That same year, another Arkansas high school senior named Arnab Dey won second place at the Intel International Science and Engineering Fair, the world’s largest international pre-college science competition. Dey used his knowledge of jet engines to design a more effective inhaler for asthma medication. Two other organizations, impressed with Dey’s research, also awarded him monetary prizes.

Not only did Watkins and Dey show huge potential as future scientists, they both attended the Arkansas School for Mathematics, Science and the Arts (ASMSA) in Hot Springs. ASMSA is one of only 16 public residential science and math high schools in the country. The school sets a high standard for the rest of the state in STEM education.

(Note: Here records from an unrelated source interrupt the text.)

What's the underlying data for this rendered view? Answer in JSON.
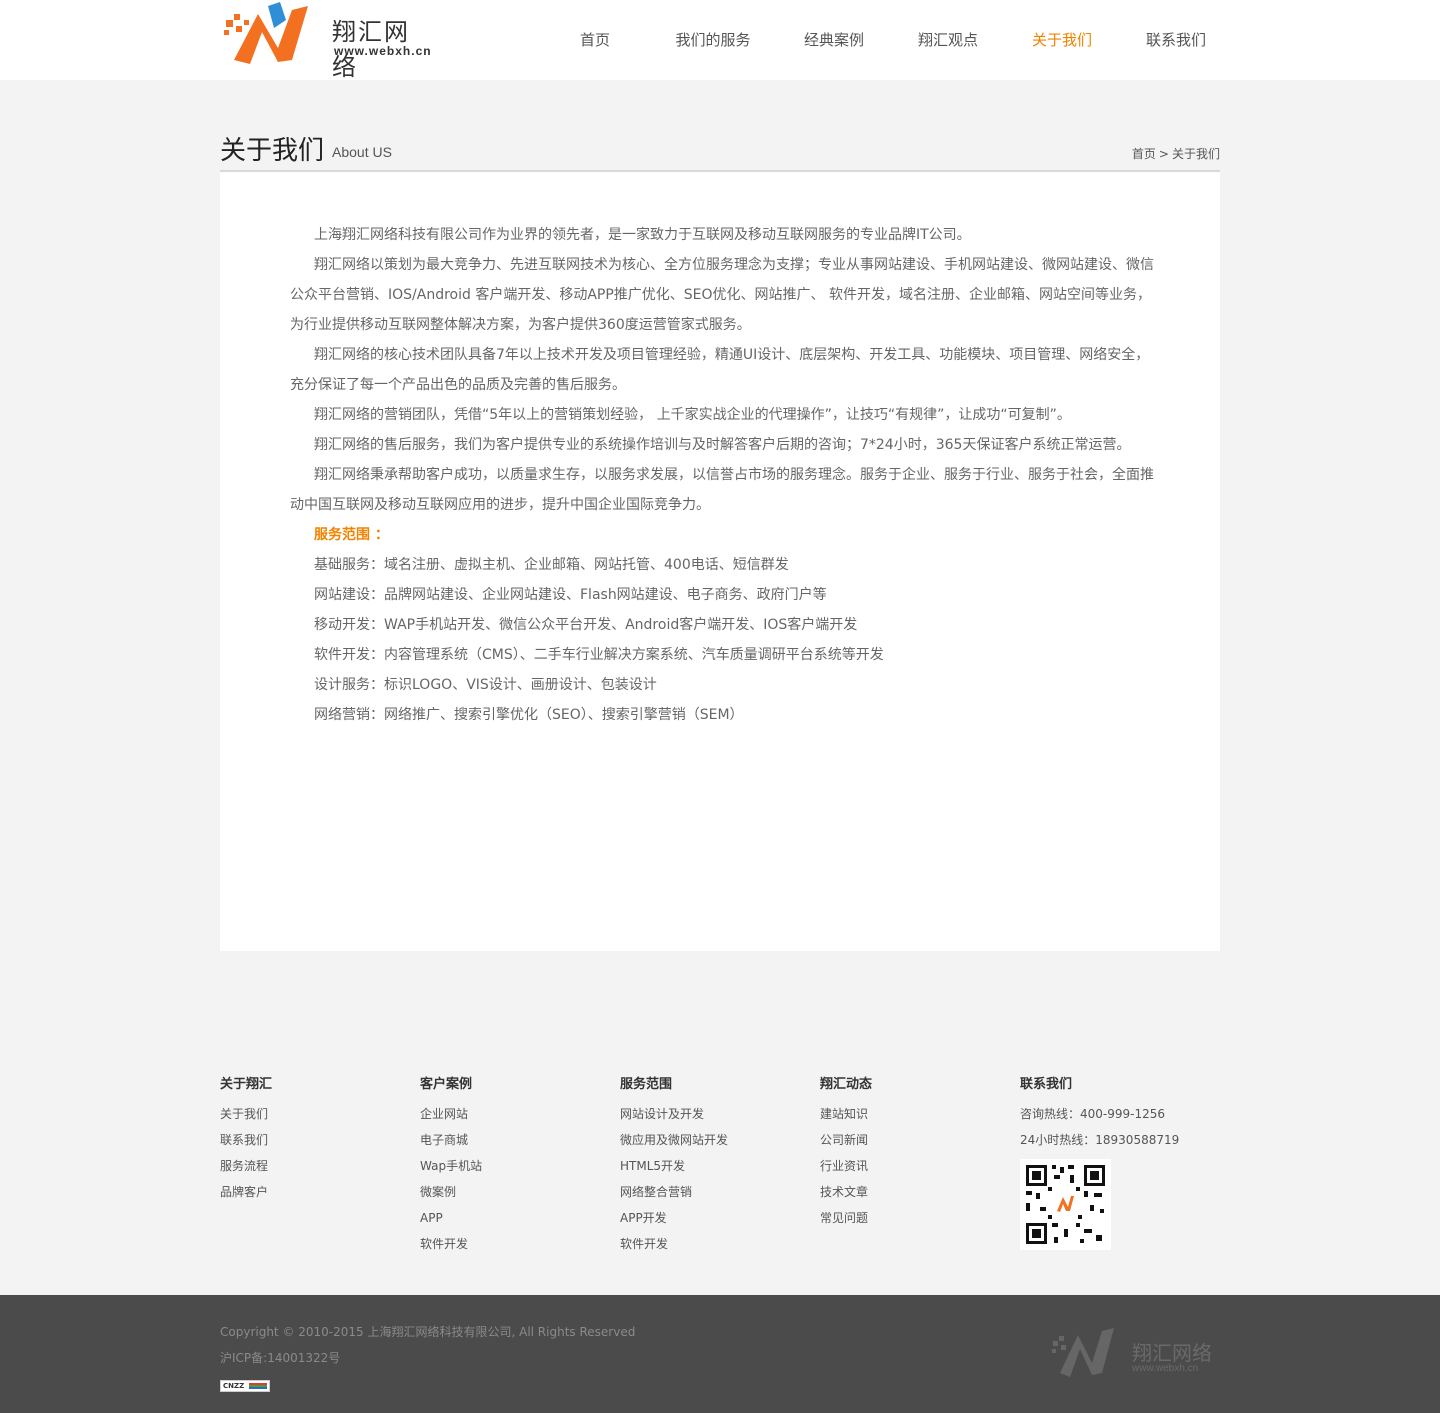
{
  "brand": {
    "name": "翔汇网络",
    "url": "www.webxh.cn",
    "accent": "#f08300",
    "accent_blue": "#2f8fd6"
  },
  "nav": [
    {
      "label": "首页",
      "active": false
    },
    {
      "label": "我们的服务",
      "active": false
    },
    {
      "label": "经典案例",
      "active": false
    },
    {
      "label": "翔汇观点",
      "active": false
    },
    {
      "label": "关于我们",
      "active": true
    },
    {
      "label": "联系我们",
      "active": false
    }
  ],
  "page": {
    "title": "关于我们",
    "subtitle": "About US"
  },
  "breadcrumb": {
    "home": "首页",
    "sep": ">",
    "current": "关于我们"
  },
  "article": {
    "paragraphs": [
      "上海翔汇网络科技有限公司作为业界的领先者，是一家致力于互联网及移动互联网服务的专业品牌IT公司。",
      "翔汇网络以策划为最大竞争力、先进互联网技术为核心、全方位服务理念为支撑；专业从事网站建设、手机网站建设、微网站建设、微信公众平台营销、IOS/Android 客户端开发、移动APP推广优化、SEO优化、网站推广、 软件开发，域名注册、企业邮箱、网站空间等业务，为行业提供移动互联网整体解决方案，为客户提供360度运营管家式服务。",
      "翔汇网络的核心技术团队具备7年以上技术开发及项目管理经验，精通UI设计、底层架构、开发工具、功能模块、项目管理、网络安全，充分保证了每一个产品出色的品质及完善的售后服务。",
      "翔汇网络的营销团队，凭借“5年以上的营销策划经验， 上千家实战企业的代理操作”，让技巧“有规律”，让成功“可复制”。",
      "翔汇网络的售后服务，我们为客户提供专业的系统操作培训与及时解答客户后期的咨询；7*24小时，365天保证客户系统正常运营。",
      "翔汇网络秉承帮助客户成功，以质量求生存，以服务求发展，以信誉占市场的服务理念。服务于企业、服务于行业、服务于社会，全面推动中国互联网及移动互联网应用的进步，提升中国企业国际竞争力。"
    ],
    "services_heading": "服务范围 ：",
    "services": [
      "基础服务：域名注册、虚拟主机、企业邮箱、网站托管、400电话、短信群发",
      "网站建设：品牌网站建设、企业网站建设、Flash网站建设、电子商务、政府门户等",
      "移动开发：WAP手机站开发、微信公众平台开发、Android客户端开发、IOS客户端开发",
      "软件开发：内容管理系统（CMS）、二手车行业解决方案系统、汽车质量调研平台系统等开发",
      "设计服务：标识LOGO、VIS设计、画册设计、包装设计",
      "网络营销：网络推广、搜索引擎优化（SEO）、搜索引擎营销（SEM）"
    ]
  },
  "footer": {
    "cols": [
      {
        "title": "关于翔汇",
        "links": [
          "关于我们",
          "联系我们",
          "服务流程",
          "品牌客户"
        ]
      },
      {
        "title": "客户案例",
        "links": [
          "企业网站",
          "电子商城",
          "Wap手机站",
          "微案例",
          "APP",
          "软件开发"
        ]
      },
      {
        "title": "服务范围",
        "links": [
          "网站设计及开发",
          "微应用及微网站开发",
          "HTML5开发",
          "网络整合营销",
          "APP开发",
          "软件开发"
        ]
      },
      {
        "title": "翔汇动态",
        "links": [
          "建站知识",
          "公司新闻",
          "行业资讯",
          "技术文章",
          "常见问题"
        ]
      }
    ],
    "contact": {
      "title": "联系我们",
      "hotline": "咨询热线：400-999-1256",
      "hotline24": "24小时热线：18930588719"
    }
  },
  "bottom": {
    "copyright": "Copyright © 2010-2015 上海翔汇网络科技有限公司, All Rights Reserved",
    "icp": "沪ICP备:14001322号",
    "badge": "CNZZ"
  }
}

ASMSA’s director, Corey Alderdice, believes the school is successful because it combines the best aspects of both high school and college. Juniors and seniors at ASMSA have “the supervision, the safety, and the support that we expect in traditional secondary education programs,” as well as “the rigor, the opportunity, and the research experiences most commonly found at the undergraduate level.” Students who live together regularly look to each other for support as they work through the challenges of their project-based learning experiences. That’s how ASMSA mirrors a typical collegiate experience. Students also enjoy the benefit of being a short walk down the hall from their highly qualified teachers–every ASMSA instructor has at least a master’s degree, and a third have Ph.Ds.

Alderdice explains that conversations about the material do not stop when the classroom bell rings. Over the span of two years, ASMSA students have ample time to cultivate their interests in STEM disciplines.

Like other model STEM programs, the ASMSA curriculum is project-based and teaches problem-solving. Students have the freedom to pick their major two-year research projects based on their interests; they have four full semesters to finish, which creates room for the rigor and depth that Arnab Dey’s and Bobby Watkins’s research showed. That helps explain why ASMSA’s 2,031 graduates have been awarded more than $166 million in college scholarships since 1993.

Many people believe that gifted youth will find a way to excel on their own, regardless of what school they attend. Alderdice strongly disagrees. While ASMSA does attract the best of the best, he says, "The students who really do gain the skills to be contributors and game changers are those who have guidance and support along the way.” 

At ASMSA, students receive tutoring three days a week. Instructors see this as a necessary piece of the learning process, especially since they’re dealing with very challenging subjects. “If we’re going to create a pipeline of students who ultimately persist toward earning degrees in STEM subjects,” says Alderdice, “we need to give them the tools to develop what the literature now calls ‘grit’ to keep pursuing these subjects with passion and vigor.” 

Gail McClure, senior manager of sponsored projects for the Arkansas Science and Technology Authority, says. “We have students from all over Arkansas, all kinds of income levels, attending ASMSA. So it makes logical sense for us to partner with the school to expand our outreach in STEM around the state.”

Of course, every school can’t be like ASMSA; however, many of its core features can advance STEM in schools throughout Arkansas. According to Alderice, great afterschool programs, robotics tournaments, and school-within-a-school programs all apply ASMSA’s principles of learning. “Finding individuals who are interested in these areas and giving them the opportunity to connect with talented teachers and motivated peers—I think that’s the piece of the puzzle that could be scaled no matter where you are,” he said.